** Action item **
Look through the data below and work out how many lines contain the string "Core". Give the number alone.

Saved entries
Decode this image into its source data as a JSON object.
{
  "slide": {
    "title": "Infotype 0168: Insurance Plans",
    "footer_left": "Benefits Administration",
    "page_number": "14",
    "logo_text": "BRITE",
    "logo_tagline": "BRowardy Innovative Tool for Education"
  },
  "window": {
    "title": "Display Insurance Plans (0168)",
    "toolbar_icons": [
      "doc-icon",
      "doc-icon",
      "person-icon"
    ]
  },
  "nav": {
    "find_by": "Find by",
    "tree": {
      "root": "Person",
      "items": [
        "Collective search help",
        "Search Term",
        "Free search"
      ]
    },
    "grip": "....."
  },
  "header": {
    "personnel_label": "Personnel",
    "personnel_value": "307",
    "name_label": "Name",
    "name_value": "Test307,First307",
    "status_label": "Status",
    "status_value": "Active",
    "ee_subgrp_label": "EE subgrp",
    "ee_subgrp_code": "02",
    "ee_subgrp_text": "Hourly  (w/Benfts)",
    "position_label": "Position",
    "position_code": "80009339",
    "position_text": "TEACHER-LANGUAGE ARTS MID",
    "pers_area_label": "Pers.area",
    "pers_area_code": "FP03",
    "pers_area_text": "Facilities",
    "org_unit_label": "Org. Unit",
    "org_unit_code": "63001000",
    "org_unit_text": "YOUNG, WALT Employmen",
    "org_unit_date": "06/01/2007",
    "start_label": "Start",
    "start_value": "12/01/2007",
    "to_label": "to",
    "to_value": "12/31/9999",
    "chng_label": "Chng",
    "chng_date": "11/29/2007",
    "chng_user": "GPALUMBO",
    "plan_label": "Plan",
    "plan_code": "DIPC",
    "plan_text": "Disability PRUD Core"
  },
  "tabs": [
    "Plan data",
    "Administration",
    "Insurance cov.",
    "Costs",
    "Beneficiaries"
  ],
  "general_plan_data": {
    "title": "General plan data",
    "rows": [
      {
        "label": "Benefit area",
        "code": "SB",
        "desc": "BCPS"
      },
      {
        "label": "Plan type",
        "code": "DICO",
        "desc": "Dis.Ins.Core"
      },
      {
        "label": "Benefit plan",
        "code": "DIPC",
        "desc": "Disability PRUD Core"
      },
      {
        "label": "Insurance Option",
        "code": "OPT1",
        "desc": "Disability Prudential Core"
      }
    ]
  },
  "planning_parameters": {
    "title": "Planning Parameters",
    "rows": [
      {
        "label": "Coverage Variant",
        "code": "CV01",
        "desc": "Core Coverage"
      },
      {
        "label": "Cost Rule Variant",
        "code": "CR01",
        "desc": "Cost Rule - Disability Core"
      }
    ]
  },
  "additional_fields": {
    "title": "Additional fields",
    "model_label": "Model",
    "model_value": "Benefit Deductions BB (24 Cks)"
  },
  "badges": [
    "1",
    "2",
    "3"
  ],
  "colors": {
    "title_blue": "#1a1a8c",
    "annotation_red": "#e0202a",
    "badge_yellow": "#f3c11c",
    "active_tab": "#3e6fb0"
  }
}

** Output of the task **
6